    Sometimes a company will be even more underhand in trying to present their goods as local. According to the British journalist, Lucy Siegle, one company even named its fish farm to sound like a Scottish Loch so that the produce sold in that area of the world would sound as if it had been home gown.

  • slide 3 of 5

    Do Less Food Miles Mean Less Carbon?

    To quote Rich Pirog, the associate director of the Leopold Center for Sustainable Agriculture at Iowa State University: “Food miles are a good measure of how far food has travelled. But they're not a very good measure of the food's environmental impact."

    Granted, the transportation of food makes a significant contribution to the impact our need to eat has on the planet. However, depending on the product, it only accounts for a small amount of the emissions caused in getting the food to you.

    If you’re seriously trying to reduce the amount of GHGs that come with your diet, you need to look at the production of the food as a whole. This means taking into account things such as the fact that different methods of transport produce different amounts of carbon dioxide. For example, bananas are generally shipped rather than flown, meaning their transportation is a relatively low in terms of emissions. According to Mike Berners-Lee, the carbon footprint of your average banana is around 80g. Given that strawberries grown in your home country that don’t even need to fly have a carbon footprint of almost double this, it’s easy to see that distance isn’t everything. It’s vital to think, not just of about where your food was grown, but how energy intensive the methods of production where.

  • slide 4 of 5

    What am I Buying?

    Some foods are much more environmentally harmful than others. It’s a simple fact, but one that can get over looked, especially if we develop tunnel vision with regards to our focus on where food comes from. A GHG is a GHG regardless of where it’s generated. Livestock reared for dairy and meat cause massive levels of emissions no matter where they’re farmed and, according to Jeff Anhang and Robert Goodland’s paper Livestock and Climate Change, 51% of our greenhouse gas emissions are derived from the livestock industry.

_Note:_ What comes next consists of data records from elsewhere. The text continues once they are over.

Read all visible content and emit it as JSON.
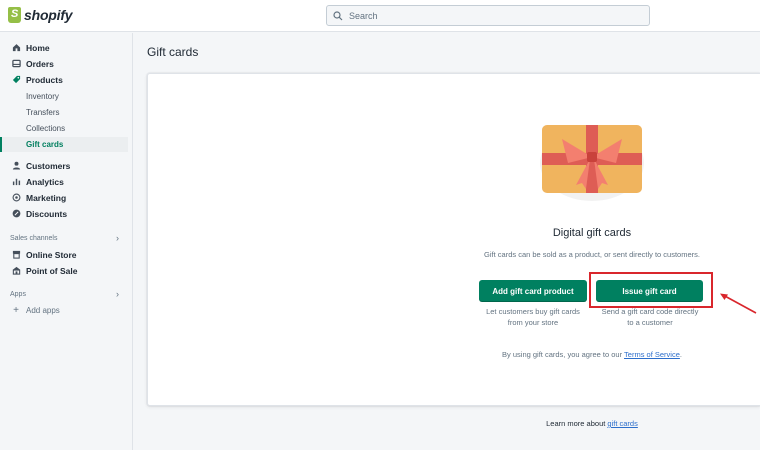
{
  "topbar": {
    "brand": "shopify",
    "search_placeholder": "Search"
  },
  "sidebar": {
    "items": [
      {
        "label": "Home",
        "icon": "home-icon"
      },
      {
        "label": "Orders",
        "icon": "orders-icon"
      },
      {
        "label": "Products",
        "icon": "tag-icon"
      }
    ],
    "product_subitems": [
      "Inventory",
      "Transfers",
      "Collections",
      "Gift cards"
    ],
    "more_items": [
      {
        "label": "Customers",
        "icon": "person-icon"
      },
      {
        "label": "Analytics",
        "icon": "bar-chart-icon"
      },
      {
        "label": "Marketing",
        "icon": "target-icon"
      },
      {
        "label": "Discounts",
        "icon": "discount-icon"
      }
    ],
    "sales_channels_label": "Sales channels",
    "channels": [
      {
        "label": "Online Store",
        "icon": "store-icon"
      },
      {
        "label": "Point of Sale",
        "icon": "pos-icon"
      }
    ],
    "apps_label": "Apps",
    "add_apps_label": "Add apps"
  },
  "main": {
    "page_title": "Gift cards",
    "empty_state": {
      "title": "Digital gift cards",
      "description": "Gift cards can be sold as a product, or sent directly to customers.",
      "add_button": "Add gift card product",
      "add_caption_1": "Let customers buy gift cards",
      "add_caption_2": "from your store",
      "issue_button": "Issue gift card",
      "issue_caption_1": "Send a gift card code directly",
      "issue_caption_2": "to a customer",
      "tos_prefix": "By using gift cards, you agree to our ",
      "tos_link": "Terms of Service",
      "tos_suffix": "."
    },
    "footer": {
      "learn_prefix": "Learn more about ",
      "learn_link": "gift cards"
    }
  },
  "colors": {
    "primary": "#008060",
    "highlight": "#d9262c",
    "link": "#2c6ecb",
    "gift_card": "#f0b45e",
    "ribbon": "#de5d55"
  }
}
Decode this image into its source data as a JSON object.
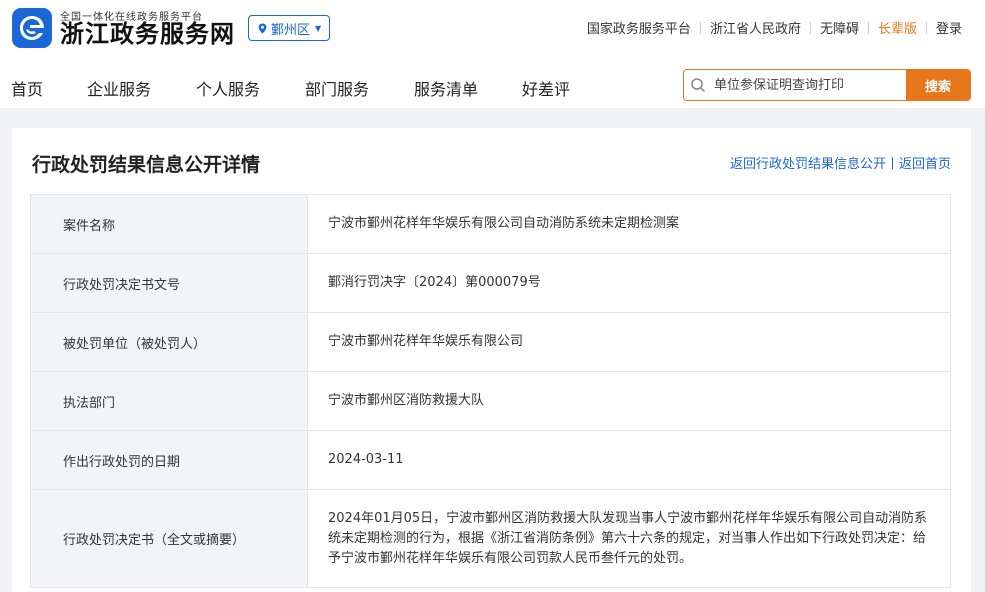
{
  "brand": {
    "subtitle": "全国一体化在线政务服务平台",
    "title": "浙江政务服务网"
  },
  "region": {
    "label": "鄞州区"
  },
  "toplinks": {
    "national": "国家政务服务平台",
    "province": "浙江省人民政府",
    "accessible": "无障碍",
    "elder": "长辈版",
    "login": "登录"
  },
  "nav": {
    "items": [
      "首页",
      "企业服务",
      "个人服务",
      "部门服务",
      "服务清单",
      "好差评"
    ]
  },
  "search": {
    "placeholder": "单位参保证明查询打印",
    "button": "搜索"
  },
  "page": {
    "title": "行政处罚结果信息公开详情",
    "back_list": "返回行政处罚结果信息公开",
    "back_home": "返回首页"
  },
  "detail": {
    "rows": [
      {
        "label": "案件名称",
        "value": "宁波市鄞州花样年华娱乐有限公司自动消防系统未定期检测案"
      },
      {
        "label": "行政处罚决定书文号",
        "value": "鄞消行罚决字〔2024〕第000079号"
      },
      {
        "label": "被处罚单位（被处罚人）",
        "value": "宁波市鄞州花样年华娱乐有限公司"
      },
      {
        "label": "执法部门",
        "value": "宁波市鄞州区消防救援大队"
      },
      {
        "label": "作出行政处罚的日期",
        "value": "2024-03-11"
      },
      {
        "label": "行政处罚决定书（全文或摘要）",
        "value": "2024年01月05日，宁波市鄞州区消防救援大队发现当事人宁波市鄞州花样年华娱乐有限公司自动消防系统未定期检测的行为，根据《浙江省消防条例》第六十六条的规定，对当事人作出如下行政处罚决定：给予宁波市鄞州花样年华娱乐有限公司罚款人民币叁仟元的处罚。"
      }
    ]
  },
  "colors": {
    "brand_blue": "#1a68d8",
    "accent_orange": "#e8771b"
  }
}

    This figure takes into account secondary factors linked to livestock, such a land clearing. Whilst the problem of deforestation might not apply to your locally farmed meats other secondary factors will. For example, demand for livestock creates a secondary need for huge amounts of feed. You may be enjoying locally sourced meats, but you well still be propping up intensive monocropping which a) isn’t local and b) is highly damaging.

    At the end of the day, sustainability is all about efficiency. It’s a quest to find ways of making the absolute most of the resources at our disposal. Currently, worldwide, we feed 77 million tons of protein to livestock for a return of 58 million tons of protein in the food they produce, which is hardly optimal.

    Of course, every little bit helps, but it’s worth considering the fact that a diet with large amounts of dairy and meat in, even in all locally sourced is, in all likelihood going to be far more environmentally damaging than one with little, or only limited amounts of these products.

  • slide 5 of 5

    About the Author: Steve Waller is a UK based environmental blogger on a mission to reduce his carbon footprint and educate his readers in the process. You can read more about his efforts, as well as his thoughts on key green issues over at GreenSteve.com.

References

  • Is Local Food Better? by Sarah DeWeerdt http://www.worldwatch.org/node/6064
  • Photo by NatalieMaynor under CC BY 2.0
  • Livestock and Climate Change http://www.worldwatch.org/files/pdf/Livestock%20and%20Climate%20Change.pdf
  • Can we believe labels that claim food is 'local'? http://www.guardian.co.uk/environment/2009/sep/06/labels-food-local-ask-lucy
  • ‘How Bad Are Bananas?’ By Mike Berners Lee
  • Livestock's long shadow  ftp://ftp.fao.org/docrep/fao/010/a0701e/a0701e00.pdf